Clearly, there is a pressing need for more data on the mechanical properties of cells; fortunately, experimental tools such as laser tweezers (see Chap. 3) and the atomic force microscope (Chap. 5) allow increased insight into cell mechanics and, indeed, the various intracellular constituents, which includes actin ﬁlaments, intermediate ﬁlaments, microtubules, the plasma membrane, and even the cytosol. , how individual molecules respond to applied loads). Zhu et al. (2000) point out, for example, that in response to applied loads, a molecule may rotate/translate, it may deform, or it may unfold/refold.
On the natural scale of observation, we see and can think of the water as a continuous medium. In reality, however, we know that water is a collection of discrete, interacting molecules composed of hydrogen and oxygen atoms, and we know that there are gaps between the H2O molecules and even gaps between the electrons and nucleus of each of the atoms. In statistical mechanics, we attempt to describe the (statistical) mean behavior of the individual molecules so as to understand gross behaviors on a natural scale of observation.

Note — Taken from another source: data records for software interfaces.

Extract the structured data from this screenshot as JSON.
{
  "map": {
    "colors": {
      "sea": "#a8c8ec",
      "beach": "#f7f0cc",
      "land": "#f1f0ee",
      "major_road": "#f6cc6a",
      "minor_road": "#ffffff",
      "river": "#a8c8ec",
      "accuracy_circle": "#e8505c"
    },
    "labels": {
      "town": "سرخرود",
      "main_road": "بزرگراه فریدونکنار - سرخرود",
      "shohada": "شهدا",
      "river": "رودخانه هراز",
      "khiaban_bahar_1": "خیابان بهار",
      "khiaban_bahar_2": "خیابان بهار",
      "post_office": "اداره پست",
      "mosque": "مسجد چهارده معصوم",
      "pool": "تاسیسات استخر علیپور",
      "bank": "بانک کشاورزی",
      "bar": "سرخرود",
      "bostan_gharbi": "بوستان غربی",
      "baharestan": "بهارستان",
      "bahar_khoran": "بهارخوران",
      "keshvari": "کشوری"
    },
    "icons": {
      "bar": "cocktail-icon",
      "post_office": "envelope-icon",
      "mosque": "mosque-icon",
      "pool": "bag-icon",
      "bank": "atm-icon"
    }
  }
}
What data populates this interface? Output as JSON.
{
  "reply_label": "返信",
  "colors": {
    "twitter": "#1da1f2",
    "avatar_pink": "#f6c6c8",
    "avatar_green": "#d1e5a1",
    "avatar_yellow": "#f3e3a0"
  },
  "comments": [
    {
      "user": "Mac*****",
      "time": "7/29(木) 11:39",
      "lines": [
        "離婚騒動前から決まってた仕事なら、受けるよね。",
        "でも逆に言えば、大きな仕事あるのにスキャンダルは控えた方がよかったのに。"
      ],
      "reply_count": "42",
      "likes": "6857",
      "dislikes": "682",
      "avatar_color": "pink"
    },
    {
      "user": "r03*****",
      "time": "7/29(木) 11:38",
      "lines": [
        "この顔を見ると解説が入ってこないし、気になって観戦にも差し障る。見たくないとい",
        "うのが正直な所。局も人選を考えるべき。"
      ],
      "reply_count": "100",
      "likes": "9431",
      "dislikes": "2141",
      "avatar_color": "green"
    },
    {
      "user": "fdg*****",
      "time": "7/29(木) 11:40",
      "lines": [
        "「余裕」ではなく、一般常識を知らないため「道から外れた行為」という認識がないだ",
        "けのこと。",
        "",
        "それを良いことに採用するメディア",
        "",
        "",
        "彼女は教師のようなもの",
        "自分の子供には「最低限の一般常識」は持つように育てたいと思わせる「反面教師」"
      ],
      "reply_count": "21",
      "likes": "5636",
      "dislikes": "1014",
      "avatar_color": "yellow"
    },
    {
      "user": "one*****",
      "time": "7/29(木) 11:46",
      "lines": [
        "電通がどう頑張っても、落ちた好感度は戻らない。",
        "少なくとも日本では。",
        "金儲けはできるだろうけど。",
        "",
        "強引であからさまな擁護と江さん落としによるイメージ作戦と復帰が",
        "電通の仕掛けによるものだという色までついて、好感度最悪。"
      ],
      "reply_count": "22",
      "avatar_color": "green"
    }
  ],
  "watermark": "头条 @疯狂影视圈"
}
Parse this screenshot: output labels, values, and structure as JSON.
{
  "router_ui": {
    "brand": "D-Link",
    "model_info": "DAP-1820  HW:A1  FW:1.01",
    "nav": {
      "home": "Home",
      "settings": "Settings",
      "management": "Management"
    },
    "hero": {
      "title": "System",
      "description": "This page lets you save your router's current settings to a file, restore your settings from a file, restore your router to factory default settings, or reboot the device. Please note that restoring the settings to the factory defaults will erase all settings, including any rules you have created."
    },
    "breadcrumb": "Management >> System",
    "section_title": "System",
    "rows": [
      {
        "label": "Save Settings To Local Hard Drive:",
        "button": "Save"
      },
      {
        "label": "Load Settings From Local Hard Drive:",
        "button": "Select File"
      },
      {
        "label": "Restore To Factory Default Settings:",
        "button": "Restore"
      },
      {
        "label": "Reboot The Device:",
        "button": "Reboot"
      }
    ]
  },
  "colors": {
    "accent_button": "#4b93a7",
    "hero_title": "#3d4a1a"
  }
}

This terminology was coined by Hooke (1635–1703) who was perhaps the ﬁrst to describe a cellular structure, which in his case was remnant cell walls in a thin 2 Much of Sects. 5 are from Humphrey (2002). 12 1. 5 Schema of a mammalian cell showing its three primary constituents: the cell membrane (with various receptors, pumps, channels, and transmembrane proteins), the cytoplasm (including many different types of organelles, the cytoskeleton, and the cytosol), and the nucleus. From a mechanics perspective, the three primary proteins of the cytoskeleton (actin, intermediate ﬁlaments, and microtubules) are of particular importance.